MBE 1945;MRCS 1941; FRCS by election 1981; FFARCS 1953; DA 1945; LRCP 1941; FKC by election 1980; LRCP 1941.

24 May 1916
21 September 1994


John Wyman, known to his friends as 'Jabe' or 'JB', was born in London on 24 May 1916, the son of Louis Wyman, who was in the clothing business, and his wife Bertha. He was educated at Davenant Foundation School and King's College London, going on to the Westminster Hospital Medical School for his clinical work. He qualified in 1941 and joined the RAMC in the following year, serving in North Africa , Italy and India, reaching the rank of major and being awarded the MBE in 1945. During the war he gained some experience of anaesthetics and took the DA soon after he was demobilised in 1945. He was appointed consultant anaesthetist at the Woolwich Memorial Hospital and then in 1948 he joined the staff of the Westminster Hospital, where he was to spend the rest of his career. He was particularly interested in hypotensive anaesthesia, using the recently introduced hexamethonium, and as the first anaesthetist to be appointed a Hunterian professor he delivered a lecture on the subject in 1953. In the same year he was elected FFARCS. He subsequently became an expert in epidural anaesthesia for childbirth, using a catheter to maintain appropriate levels over the course of some hours.

In 1964 he was appointed dean of the Westminster Medical School and held that post through eighteen taxing years. He oversaw many changes in medical education and spent an inordinate amount of time discussing the various proposals for amalgamations of medical schools in London. Happily he was endowed with a wit and humour which enabled him to withstand the stress of endless committee meetings. His work was recognized by the award of the FRCS by election in 1981.

In June 1949 he married Joan Beighton, by whom he had three sons, Peter, Michael and Christopher, and a daughter, Susan.

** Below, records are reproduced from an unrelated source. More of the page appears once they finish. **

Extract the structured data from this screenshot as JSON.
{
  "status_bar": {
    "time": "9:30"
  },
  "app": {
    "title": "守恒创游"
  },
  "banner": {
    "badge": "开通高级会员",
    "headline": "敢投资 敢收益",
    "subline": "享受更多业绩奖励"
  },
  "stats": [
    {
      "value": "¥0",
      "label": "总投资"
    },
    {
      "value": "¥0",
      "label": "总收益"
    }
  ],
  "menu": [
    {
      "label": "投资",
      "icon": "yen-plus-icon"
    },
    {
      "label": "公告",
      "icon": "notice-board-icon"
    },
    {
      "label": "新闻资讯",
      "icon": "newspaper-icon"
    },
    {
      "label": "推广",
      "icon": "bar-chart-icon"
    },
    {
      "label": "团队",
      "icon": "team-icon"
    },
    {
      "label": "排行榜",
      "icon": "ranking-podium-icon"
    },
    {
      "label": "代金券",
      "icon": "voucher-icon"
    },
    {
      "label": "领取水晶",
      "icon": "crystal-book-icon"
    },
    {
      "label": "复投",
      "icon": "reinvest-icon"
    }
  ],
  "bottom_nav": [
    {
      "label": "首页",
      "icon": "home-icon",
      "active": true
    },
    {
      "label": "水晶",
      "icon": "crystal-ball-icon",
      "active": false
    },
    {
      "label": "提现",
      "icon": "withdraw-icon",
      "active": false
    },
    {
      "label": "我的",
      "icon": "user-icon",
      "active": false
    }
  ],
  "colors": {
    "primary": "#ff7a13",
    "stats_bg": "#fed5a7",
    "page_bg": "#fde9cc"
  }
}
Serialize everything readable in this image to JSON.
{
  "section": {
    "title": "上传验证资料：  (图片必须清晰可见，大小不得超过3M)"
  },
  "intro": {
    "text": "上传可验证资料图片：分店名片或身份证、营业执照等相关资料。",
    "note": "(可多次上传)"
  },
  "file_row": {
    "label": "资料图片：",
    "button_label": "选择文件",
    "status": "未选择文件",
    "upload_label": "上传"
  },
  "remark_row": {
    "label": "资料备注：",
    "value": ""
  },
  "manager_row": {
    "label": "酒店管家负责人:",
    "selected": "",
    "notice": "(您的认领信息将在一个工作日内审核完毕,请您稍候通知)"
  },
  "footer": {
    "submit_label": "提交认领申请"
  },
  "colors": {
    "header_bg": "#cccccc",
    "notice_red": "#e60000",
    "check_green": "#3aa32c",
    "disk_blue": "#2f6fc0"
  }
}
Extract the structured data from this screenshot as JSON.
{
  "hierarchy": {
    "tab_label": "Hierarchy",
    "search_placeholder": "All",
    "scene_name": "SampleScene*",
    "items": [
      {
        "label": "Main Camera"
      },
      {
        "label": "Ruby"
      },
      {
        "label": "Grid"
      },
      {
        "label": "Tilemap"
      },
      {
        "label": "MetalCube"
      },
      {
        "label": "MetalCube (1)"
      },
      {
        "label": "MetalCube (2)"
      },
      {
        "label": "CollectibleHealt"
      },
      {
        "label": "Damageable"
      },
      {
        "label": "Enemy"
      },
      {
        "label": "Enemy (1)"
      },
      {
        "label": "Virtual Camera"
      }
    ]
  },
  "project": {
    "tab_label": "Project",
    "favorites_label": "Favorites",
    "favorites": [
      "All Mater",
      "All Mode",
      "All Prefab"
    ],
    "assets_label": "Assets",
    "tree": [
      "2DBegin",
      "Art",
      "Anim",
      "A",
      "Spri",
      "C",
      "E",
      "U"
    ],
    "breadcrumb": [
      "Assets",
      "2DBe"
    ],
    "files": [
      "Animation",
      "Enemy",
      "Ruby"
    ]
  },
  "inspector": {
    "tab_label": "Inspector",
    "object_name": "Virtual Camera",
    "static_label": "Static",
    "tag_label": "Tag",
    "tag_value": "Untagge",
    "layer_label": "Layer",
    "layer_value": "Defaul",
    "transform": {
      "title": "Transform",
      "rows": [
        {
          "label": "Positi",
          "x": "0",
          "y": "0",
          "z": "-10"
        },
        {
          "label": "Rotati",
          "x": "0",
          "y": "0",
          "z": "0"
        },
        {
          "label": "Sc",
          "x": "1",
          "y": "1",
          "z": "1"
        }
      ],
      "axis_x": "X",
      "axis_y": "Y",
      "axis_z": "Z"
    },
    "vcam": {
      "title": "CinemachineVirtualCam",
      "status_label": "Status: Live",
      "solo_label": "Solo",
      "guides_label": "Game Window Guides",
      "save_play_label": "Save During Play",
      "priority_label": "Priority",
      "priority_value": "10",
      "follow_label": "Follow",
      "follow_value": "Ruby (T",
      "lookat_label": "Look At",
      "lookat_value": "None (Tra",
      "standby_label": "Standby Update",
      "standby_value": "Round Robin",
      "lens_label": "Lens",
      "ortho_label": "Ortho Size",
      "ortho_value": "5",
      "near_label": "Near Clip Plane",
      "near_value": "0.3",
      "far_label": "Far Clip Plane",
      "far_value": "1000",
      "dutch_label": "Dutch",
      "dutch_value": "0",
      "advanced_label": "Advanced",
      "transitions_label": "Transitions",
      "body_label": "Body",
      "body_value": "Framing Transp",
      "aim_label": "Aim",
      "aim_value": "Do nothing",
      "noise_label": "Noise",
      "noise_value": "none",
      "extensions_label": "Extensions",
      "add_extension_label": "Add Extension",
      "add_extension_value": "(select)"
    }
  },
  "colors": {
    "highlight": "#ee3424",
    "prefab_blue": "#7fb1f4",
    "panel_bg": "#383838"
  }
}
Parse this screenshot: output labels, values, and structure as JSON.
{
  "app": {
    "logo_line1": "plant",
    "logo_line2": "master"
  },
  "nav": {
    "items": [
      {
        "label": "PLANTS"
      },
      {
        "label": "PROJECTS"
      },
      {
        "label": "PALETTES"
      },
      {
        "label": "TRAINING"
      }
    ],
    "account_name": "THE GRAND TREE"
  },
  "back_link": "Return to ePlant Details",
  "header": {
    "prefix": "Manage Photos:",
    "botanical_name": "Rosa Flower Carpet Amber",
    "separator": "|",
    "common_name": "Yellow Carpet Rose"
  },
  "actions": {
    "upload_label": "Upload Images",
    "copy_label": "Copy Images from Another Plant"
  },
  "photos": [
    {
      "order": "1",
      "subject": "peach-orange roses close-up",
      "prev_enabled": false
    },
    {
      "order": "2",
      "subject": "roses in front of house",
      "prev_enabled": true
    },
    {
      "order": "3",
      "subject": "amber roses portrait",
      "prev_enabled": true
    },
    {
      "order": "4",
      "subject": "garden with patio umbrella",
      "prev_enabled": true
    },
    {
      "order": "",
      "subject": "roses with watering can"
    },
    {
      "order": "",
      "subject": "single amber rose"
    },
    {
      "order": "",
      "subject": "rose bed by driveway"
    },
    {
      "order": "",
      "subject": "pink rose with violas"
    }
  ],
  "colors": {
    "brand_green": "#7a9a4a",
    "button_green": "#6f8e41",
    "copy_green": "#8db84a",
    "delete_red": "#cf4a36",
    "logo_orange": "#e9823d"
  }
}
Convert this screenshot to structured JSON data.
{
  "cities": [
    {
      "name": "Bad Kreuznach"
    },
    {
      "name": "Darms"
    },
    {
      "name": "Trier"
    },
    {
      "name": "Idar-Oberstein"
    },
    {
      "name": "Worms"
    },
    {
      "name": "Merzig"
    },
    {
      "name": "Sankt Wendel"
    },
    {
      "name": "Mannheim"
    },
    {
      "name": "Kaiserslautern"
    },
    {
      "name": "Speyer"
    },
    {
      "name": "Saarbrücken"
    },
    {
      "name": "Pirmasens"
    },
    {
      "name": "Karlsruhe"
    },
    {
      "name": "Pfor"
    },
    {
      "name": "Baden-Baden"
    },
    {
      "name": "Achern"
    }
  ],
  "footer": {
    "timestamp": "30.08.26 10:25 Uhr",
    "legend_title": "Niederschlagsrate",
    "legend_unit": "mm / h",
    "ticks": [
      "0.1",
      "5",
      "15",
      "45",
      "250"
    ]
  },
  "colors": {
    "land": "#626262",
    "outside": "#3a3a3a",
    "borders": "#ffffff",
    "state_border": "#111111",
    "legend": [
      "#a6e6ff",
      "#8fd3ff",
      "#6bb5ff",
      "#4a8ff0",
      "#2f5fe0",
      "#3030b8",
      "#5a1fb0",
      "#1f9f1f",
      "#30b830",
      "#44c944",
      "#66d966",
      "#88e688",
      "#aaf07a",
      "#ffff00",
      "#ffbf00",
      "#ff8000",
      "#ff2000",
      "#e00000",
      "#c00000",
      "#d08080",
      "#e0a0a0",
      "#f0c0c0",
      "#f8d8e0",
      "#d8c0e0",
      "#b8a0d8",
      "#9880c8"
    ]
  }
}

He retired in 1981 to cultivate his Sussex garden and died on 21 September 1994.

Sources used to compile this entry: [BMJ 1995 310 933, with portrait].

The Royal College of Surgeons of England